(Data records for software interfaces)

<<<<

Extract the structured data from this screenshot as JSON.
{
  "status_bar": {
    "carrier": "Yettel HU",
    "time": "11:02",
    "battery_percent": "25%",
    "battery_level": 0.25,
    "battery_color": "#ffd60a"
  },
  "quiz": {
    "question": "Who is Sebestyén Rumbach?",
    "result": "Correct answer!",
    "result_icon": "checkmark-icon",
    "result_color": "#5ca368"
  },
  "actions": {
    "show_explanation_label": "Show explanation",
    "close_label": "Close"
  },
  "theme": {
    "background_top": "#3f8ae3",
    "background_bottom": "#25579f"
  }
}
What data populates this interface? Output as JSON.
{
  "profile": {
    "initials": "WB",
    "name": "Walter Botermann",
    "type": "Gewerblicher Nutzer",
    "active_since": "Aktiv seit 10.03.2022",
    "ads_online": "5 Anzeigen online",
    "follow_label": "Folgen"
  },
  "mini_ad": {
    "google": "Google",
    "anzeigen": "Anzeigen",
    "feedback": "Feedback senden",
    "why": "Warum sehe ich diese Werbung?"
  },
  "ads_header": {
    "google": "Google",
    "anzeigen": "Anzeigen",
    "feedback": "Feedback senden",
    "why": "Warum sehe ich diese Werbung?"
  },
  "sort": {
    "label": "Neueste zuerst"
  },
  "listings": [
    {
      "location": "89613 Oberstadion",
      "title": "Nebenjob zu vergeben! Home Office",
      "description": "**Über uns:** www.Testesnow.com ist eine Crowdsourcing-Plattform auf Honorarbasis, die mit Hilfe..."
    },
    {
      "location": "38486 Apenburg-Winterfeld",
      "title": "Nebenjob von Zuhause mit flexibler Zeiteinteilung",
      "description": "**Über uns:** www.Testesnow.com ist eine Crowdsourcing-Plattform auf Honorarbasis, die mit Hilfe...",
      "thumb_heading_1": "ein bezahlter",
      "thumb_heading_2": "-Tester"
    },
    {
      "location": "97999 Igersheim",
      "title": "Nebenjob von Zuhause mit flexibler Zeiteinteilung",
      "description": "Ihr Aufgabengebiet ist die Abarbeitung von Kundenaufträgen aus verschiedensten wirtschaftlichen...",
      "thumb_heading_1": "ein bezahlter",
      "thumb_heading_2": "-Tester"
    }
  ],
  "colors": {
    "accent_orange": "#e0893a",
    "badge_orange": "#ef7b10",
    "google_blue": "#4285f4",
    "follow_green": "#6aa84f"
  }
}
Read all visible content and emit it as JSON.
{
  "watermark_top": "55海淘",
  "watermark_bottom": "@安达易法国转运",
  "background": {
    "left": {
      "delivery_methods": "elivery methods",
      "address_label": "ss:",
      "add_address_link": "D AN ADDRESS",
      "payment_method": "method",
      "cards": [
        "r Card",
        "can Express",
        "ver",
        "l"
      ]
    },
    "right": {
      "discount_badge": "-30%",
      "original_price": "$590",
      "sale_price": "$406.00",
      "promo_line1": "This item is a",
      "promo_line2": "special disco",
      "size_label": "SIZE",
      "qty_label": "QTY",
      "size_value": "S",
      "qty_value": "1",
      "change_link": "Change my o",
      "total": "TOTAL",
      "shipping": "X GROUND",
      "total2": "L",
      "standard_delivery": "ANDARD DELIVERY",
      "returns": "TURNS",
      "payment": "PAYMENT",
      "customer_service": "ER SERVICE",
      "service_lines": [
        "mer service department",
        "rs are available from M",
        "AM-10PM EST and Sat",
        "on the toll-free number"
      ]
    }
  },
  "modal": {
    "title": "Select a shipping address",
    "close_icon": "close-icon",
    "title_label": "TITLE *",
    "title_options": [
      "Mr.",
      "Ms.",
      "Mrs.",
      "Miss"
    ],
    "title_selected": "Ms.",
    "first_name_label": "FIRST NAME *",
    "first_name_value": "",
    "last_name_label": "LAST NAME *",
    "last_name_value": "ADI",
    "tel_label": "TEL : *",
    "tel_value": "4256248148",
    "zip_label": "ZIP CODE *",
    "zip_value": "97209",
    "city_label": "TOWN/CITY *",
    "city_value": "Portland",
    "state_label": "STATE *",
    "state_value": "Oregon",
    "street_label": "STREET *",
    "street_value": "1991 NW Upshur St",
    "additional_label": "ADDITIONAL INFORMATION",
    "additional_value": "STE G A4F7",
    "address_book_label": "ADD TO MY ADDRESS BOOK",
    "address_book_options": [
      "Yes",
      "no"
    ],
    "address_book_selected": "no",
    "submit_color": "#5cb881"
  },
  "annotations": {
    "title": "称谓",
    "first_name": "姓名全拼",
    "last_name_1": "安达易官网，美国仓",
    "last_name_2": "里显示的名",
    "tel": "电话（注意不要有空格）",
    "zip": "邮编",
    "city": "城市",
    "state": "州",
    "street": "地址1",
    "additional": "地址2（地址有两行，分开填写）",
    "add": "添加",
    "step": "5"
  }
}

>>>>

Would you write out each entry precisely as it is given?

_TASK RESPONSE_.
Extract the structured data from this screenshot as JSON.
{
  "status_bar": {
    "carrier": "Yettel HU",
    "time": "11:02",
    "battery_percent": "25%",
    "battery_level": 0.25,
    "battery_color": "#ffd60a"
  },
  "quiz": {
    "question": "Who is Sebestyén Rumbach?",
    "result": "Correct answer!",
    "result_icon": "checkmark-icon",
    "result_color": "#5ca368"
  },
  "actions": {
    "show_explanation_label": "Show explanation",
    "close_label": "Close"
  },
  "theme": {
    "background_top": "#3f8ae3",
    "background_bottom": "#25579f"
  }
}
What data populates this interface? Output as JSON.
{
  "profile": {
    "initials": "WB",
    "name": "Walter Botermann",
    "type": "Gewerblicher Nutzer",
    "active_since": "Aktiv seit 10.03.2022",
    "ads_online": "5 Anzeigen online",
    "follow_label": "Folgen"
  },
  "mini_ad": {
    "google": "Google",
    "anzeigen": "Anzeigen",
    "feedback": "Feedback senden",
    "why": "Warum sehe ich diese Werbung?"
  },
  "ads_header": {
    "google": "Google",
    "anzeigen": "Anzeigen",
    "feedback": "Feedback senden",
    "why": "Warum sehe ich diese Werbung?"
  },
  "sort": {
    "label": "Neueste zuerst"
  },
  "listings": [
    {
      "location": "89613 Oberstadion",
      "title": "Nebenjob zu vergeben! Home Office",
      "description": "**Über uns:** www.Testesnow.com ist eine Crowdsourcing-Plattform auf Honorarbasis, die mit Hilfe..."
    },
    {
      "location": "38486 Apenburg-Winterfeld",
      "title": "Nebenjob von Zuhause mit flexibler Zeiteinteilung",
      "description": "**Über uns:** www.Testesnow.com ist eine Crowdsourcing-Plattform auf Honorarbasis, die mit Hilfe...",
      "thumb_heading_1": "ein bezahlter",
      "thumb_heading_2": "-Tester"
    },
    {
      "location": "97999 Igersheim",
      "title": "Nebenjob von Zuhause mit flexibler Zeiteinteilung",
      "description": "Ihr Aufgabengebiet ist die Abarbeitung von Kundenaufträgen aus verschiedensten wirtschaftlichen...",
      "thumb_heading_1": "ein bezahlter",
      "thumb_heading_2": "-Tester"
    }
  ],
  "colors": {
    "accent_orange": "#e0893a",
    "badge_orange": "#ef7b10",
    "google_blue": "#4285f4",
    "follow_green": "#6aa84f"
  }
}
Read all visible content and emit it as JSON.
{
  "watermark_top": "55海淘",
  "watermark_bottom": "@安达易法国转运",
  "background": {
    "left": {
      "delivery_methods": "elivery methods",
      "address_label": "ss:",
      "add_address_link": "D AN ADDRESS",
      "payment_method": "method",
      "cards": [
        "r Card",
        "can Express",
        "ver",
        "l"
      ]
    },
    "right": {
      "discount_badge": "-30%",
      "original_price": "$590",
      "sale_price": "$406.00",
      "promo_line1": "This item is a",
      "promo_line2": "special disco",
      "size_label": "SIZE",
      "qty_label": "QTY",
      "size_value": "S",
      "qty_value": "1",
      "change_link": "Change my o",
      "total": "TOTAL",
      "shipping": "X GROUND",
      "total2": "L",
      "standard_delivery": "ANDARD DELIVERY",
      "returns": "TURNS",
      "payment": "PAYMENT",
      "customer_service": "ER SERVICE",
      "service_lines": [
        "mer service department",
        "rs are available from M",
        "AM-10PM EST and Sat",
        "on the toll-free number"
      ]
    }
  },
  "modal": {
    "title": "Select a shipping address",
    "close_icon": "close-icon",
    "title_label": "TITLE *",
    "title_options": [
      "Mr.",
      "Ms.",
      "Mrs.",
      "Miss"
    ],
    "title_selected": "Ms.",
    "first_name_label": "FIRST NAME *",
    "first_name_value": "",
    "last_name_label": "LAST NAME *",
    "last_name_value": "ADI",
    "tel_label": "TEL : *",
    "tel_value": "4256248148",
    "zip_label": "ZIP CODE *",
    "zip_value": "97209",
    "city_label": "TOWN/CITY *",
    "city_value": "Portland",
    "state_label": "STATE *",
    "state_value": "Oregon",
    "street_label": "STREET *",
    "street_value": "1991 NW Upshur St",
    "additional_label": "ADDITIONAL INFORMATION",
    "additional_value": "STE G A4F7",
    "address_book_label": "ADD TO MY ADDRESS BOOK",
    "address_book_options": [
      "Yes",
      "no"
    ],
    "address_book_selected": "no",
    "submit_color": "#5cb881"
  },
  "annotations": {
    "title": "称谓",
    "first_name": "姓名全拼",
    "last_name_1": "安达易官网，美国仓",
    "last_name_2": "里显示的名",
    "tel": "电话（注意不要有空格）",
    "zip": "邮编",
    "city": "城市",
    "state": "州",
    "street": "地址1",
    "additional": "地址2（地址有两行，分开填写）",
    "add": "添加",
    "step": "5"
  }
}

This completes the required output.